Staff from the IMF consulted with South African officials from 1 to 17 March as part of their routine economic surveillance.
These officials included officials from the government, the South African Reserve Bank (SARB), state-owned enterprises, parliament, business, labour, and academia.
This consultation culminates in the IMF Article IV Report on South Africa, which is set to be published later this year.
In its concluding statement, the IMF determined South Africa’s near-term growth outlook has deteriorated.
It expects weak growth due to “a significant increase in the intensity of power cuts, as well as the weaker commodity prices and external environment”.
However, the IMF expects growth to rebound in the medium term, although only to about 1.5% per year, with income per capita likely to stagnate.
“This is because of long-standing structural impediments, such as product and labour market rigidities and human capital constraints, offsetting expected improvements in energy supply, higher private spending on energy-related infrastructure, and a more supportive external environment.”
The IMF expects the South Africa Reserve Bank (SARB) to achieve its mission of bringing inflation within the target band of 3% to 6% in the second half of 2023. It expects inflation to reach the mid-point of 4.5% in 2024 and stay there in the medium term.
The key factors behind this expectation are lower food and fuel price inflation and the SARB’s “less accommodative monetary policy stance”.
The IMF recommended South Africa’s pace of withdrawal of monetary policy accommodation remain data dependent and determined that it was “adequate”.
“The SARB’s decisive increases in the policy rate have helped bring down headline inflation and keep inflation expectations anchored.”
However, it recommended that further tightening be warranted if the ongoing energy crisis and tighter global financial conditions threaten to de-anchor inflation expectations.
It recommended that SARB formalise its target by focusing on the mid-point rather than trying to achieve a range.

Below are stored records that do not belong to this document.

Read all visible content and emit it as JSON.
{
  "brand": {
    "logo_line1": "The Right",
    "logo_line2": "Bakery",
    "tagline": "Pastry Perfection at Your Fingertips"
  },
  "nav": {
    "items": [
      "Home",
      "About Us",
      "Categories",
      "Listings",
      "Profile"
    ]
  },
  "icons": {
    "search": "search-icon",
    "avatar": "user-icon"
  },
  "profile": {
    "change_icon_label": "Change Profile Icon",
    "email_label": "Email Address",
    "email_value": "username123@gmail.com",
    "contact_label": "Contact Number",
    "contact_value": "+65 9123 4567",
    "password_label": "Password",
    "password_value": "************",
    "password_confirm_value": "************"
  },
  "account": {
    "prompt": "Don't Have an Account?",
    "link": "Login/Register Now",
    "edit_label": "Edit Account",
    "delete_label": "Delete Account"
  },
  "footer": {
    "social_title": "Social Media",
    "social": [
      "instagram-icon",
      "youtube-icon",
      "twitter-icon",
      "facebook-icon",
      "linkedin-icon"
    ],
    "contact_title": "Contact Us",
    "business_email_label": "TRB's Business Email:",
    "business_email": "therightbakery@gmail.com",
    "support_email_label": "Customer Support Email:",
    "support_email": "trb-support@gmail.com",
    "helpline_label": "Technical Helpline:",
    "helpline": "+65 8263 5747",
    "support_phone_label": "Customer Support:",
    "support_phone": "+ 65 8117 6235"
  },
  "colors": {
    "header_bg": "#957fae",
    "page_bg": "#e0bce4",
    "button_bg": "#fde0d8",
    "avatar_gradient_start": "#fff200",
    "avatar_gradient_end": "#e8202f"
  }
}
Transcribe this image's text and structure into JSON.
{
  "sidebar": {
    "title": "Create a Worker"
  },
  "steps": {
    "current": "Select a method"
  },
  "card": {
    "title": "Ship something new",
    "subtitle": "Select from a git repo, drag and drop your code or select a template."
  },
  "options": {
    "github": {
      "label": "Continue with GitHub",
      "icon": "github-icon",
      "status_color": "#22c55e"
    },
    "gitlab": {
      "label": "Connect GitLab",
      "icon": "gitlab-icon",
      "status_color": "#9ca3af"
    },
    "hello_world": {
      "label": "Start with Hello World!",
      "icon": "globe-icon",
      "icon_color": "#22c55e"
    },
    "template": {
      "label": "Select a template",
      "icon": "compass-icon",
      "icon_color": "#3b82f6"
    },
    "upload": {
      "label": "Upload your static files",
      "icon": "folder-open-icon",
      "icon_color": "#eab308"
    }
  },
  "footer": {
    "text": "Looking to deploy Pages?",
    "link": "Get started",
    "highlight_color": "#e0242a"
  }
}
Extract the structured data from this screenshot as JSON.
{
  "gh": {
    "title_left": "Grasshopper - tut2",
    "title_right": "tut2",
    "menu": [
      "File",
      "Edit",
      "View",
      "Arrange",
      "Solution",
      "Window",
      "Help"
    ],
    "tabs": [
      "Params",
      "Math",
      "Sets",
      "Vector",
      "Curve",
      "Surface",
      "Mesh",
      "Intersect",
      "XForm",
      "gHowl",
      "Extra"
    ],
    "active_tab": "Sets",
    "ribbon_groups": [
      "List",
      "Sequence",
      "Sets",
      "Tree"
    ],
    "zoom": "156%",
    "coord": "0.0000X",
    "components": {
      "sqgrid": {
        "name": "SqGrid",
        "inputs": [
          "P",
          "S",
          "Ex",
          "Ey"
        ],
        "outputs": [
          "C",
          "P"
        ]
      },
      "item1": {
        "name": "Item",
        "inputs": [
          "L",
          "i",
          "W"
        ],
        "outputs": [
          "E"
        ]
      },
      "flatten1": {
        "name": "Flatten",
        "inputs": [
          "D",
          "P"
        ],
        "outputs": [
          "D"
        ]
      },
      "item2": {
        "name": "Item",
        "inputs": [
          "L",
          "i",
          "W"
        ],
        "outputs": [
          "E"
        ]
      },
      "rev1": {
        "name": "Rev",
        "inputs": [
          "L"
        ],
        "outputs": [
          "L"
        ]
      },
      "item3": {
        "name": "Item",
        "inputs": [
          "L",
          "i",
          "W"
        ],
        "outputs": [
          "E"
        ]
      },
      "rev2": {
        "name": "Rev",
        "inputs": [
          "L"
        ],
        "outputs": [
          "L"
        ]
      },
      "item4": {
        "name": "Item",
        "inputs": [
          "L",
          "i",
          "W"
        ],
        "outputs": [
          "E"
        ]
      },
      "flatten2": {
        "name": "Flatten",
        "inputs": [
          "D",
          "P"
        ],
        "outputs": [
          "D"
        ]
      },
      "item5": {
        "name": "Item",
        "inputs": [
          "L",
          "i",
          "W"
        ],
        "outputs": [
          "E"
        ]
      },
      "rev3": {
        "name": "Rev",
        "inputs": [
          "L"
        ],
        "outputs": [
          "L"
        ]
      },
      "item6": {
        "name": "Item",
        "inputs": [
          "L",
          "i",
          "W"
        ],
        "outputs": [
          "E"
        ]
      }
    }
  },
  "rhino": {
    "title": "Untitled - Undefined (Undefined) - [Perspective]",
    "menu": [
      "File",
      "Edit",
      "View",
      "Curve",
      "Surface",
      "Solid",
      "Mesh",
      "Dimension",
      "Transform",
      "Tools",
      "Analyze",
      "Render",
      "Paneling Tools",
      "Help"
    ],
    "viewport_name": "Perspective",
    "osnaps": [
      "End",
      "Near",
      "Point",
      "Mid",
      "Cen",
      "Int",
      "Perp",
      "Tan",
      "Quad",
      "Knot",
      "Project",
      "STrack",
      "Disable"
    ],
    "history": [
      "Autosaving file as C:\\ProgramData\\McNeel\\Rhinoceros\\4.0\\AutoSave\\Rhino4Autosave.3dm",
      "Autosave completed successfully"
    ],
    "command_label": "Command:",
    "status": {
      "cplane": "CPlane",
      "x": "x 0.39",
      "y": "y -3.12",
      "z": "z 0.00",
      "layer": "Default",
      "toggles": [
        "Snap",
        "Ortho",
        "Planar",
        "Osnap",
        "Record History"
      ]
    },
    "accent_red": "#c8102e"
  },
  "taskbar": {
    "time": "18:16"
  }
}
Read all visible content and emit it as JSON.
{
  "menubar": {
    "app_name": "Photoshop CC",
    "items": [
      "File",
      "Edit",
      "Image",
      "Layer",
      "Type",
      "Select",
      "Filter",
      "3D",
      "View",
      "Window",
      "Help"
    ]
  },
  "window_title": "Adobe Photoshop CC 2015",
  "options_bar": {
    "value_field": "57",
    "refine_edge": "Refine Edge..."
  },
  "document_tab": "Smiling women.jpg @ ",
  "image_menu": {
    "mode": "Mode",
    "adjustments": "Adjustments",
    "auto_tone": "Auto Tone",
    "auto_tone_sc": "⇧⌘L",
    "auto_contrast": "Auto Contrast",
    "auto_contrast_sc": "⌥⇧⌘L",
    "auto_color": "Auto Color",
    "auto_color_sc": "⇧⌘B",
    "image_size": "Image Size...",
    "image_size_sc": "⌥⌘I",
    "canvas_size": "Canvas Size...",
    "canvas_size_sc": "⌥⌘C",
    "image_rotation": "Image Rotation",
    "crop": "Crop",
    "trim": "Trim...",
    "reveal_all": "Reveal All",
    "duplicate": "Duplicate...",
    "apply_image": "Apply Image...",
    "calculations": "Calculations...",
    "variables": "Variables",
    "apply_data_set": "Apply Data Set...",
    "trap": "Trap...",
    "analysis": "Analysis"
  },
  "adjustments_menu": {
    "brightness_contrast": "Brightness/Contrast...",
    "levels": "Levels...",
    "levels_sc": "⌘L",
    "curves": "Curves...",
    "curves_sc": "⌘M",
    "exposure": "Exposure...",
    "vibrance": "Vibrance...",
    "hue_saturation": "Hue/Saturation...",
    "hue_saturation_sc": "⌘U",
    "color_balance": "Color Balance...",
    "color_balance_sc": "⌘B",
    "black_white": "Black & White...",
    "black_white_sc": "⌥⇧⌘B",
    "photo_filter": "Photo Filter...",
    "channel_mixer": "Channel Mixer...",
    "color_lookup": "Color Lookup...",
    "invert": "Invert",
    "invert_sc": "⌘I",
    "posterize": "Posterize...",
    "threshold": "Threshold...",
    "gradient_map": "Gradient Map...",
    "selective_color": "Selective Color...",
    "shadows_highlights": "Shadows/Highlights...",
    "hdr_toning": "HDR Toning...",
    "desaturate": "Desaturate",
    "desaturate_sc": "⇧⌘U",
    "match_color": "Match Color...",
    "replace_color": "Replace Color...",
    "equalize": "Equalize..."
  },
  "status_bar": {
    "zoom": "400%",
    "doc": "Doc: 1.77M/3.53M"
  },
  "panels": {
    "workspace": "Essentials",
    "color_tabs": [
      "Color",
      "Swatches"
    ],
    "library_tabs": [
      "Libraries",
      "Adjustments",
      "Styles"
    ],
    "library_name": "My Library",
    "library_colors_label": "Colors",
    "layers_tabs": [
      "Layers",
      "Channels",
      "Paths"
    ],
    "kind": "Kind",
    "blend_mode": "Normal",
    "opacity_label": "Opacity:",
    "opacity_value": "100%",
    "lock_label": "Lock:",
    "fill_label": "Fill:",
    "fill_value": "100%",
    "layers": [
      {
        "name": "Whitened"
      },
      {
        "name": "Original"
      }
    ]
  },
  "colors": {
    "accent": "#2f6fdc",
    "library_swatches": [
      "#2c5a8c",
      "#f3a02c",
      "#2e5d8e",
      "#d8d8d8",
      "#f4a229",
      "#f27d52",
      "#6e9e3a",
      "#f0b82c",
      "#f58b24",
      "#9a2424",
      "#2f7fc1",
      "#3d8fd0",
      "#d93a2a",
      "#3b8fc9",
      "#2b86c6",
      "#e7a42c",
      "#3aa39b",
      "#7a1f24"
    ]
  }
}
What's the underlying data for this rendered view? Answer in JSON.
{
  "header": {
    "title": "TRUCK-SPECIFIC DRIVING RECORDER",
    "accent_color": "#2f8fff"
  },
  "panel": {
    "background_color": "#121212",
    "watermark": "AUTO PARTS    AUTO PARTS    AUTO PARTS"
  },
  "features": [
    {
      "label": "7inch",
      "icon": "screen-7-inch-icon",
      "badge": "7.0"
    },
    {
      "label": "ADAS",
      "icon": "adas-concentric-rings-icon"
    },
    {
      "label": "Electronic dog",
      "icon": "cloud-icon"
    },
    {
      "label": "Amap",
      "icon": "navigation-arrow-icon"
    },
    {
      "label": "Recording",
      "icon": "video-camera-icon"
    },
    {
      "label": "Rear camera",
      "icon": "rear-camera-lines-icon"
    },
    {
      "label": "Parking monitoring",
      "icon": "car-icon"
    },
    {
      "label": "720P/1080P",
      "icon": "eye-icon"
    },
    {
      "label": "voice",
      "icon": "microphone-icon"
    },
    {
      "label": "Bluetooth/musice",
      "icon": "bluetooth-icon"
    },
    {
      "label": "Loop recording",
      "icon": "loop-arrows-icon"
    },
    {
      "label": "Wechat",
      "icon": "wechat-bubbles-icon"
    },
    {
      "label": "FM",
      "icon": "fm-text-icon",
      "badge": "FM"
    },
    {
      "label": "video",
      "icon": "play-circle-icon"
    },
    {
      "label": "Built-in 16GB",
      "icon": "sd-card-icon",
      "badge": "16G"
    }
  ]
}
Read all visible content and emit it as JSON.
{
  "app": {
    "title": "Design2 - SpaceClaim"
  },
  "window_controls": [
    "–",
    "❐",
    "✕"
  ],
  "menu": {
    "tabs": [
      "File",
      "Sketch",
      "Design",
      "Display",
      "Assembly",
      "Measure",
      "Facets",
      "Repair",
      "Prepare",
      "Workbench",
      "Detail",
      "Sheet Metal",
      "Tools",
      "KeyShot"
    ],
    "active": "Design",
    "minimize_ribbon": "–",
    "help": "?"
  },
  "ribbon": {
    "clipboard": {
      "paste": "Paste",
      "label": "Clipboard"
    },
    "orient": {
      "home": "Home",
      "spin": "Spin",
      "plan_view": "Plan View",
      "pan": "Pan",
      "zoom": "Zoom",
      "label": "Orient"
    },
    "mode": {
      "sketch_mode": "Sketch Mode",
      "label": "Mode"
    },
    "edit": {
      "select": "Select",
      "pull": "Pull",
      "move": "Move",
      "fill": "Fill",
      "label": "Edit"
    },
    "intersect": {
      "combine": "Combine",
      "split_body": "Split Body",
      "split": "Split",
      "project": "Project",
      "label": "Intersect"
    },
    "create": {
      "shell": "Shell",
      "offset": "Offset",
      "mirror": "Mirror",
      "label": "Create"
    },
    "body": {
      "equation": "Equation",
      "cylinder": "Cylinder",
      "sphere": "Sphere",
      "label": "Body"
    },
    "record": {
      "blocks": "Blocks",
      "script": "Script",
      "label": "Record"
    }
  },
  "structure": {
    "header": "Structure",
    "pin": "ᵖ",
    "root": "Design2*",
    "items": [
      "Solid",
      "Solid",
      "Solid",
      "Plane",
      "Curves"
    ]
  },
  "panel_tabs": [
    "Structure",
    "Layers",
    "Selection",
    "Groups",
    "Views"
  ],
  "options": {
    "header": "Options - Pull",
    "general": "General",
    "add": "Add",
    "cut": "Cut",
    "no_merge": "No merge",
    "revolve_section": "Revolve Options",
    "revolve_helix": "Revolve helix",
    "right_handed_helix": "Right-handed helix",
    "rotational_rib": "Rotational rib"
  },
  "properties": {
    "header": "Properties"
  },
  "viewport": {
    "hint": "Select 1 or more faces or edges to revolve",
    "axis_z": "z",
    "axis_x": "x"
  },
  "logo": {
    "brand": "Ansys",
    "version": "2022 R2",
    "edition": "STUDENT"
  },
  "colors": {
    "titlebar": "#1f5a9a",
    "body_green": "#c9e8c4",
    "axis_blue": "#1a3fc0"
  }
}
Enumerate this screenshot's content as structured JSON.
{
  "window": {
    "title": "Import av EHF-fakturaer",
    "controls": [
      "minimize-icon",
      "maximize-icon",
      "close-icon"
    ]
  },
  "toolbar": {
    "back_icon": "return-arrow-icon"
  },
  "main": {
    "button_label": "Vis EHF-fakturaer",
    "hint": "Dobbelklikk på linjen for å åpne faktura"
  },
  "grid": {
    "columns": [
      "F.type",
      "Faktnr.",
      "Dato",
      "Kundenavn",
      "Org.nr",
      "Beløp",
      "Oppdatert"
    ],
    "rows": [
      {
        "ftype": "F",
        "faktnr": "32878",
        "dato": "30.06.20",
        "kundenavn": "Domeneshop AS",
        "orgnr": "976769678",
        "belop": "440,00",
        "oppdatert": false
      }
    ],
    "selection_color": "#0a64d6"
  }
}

The National Treasury acknowledged the IMF’s comments in a statement released today: “Treasury is aware of most of the risks to economic growth and is working on mitigating measures to address these, as detailed in the 2023 Budget Review”.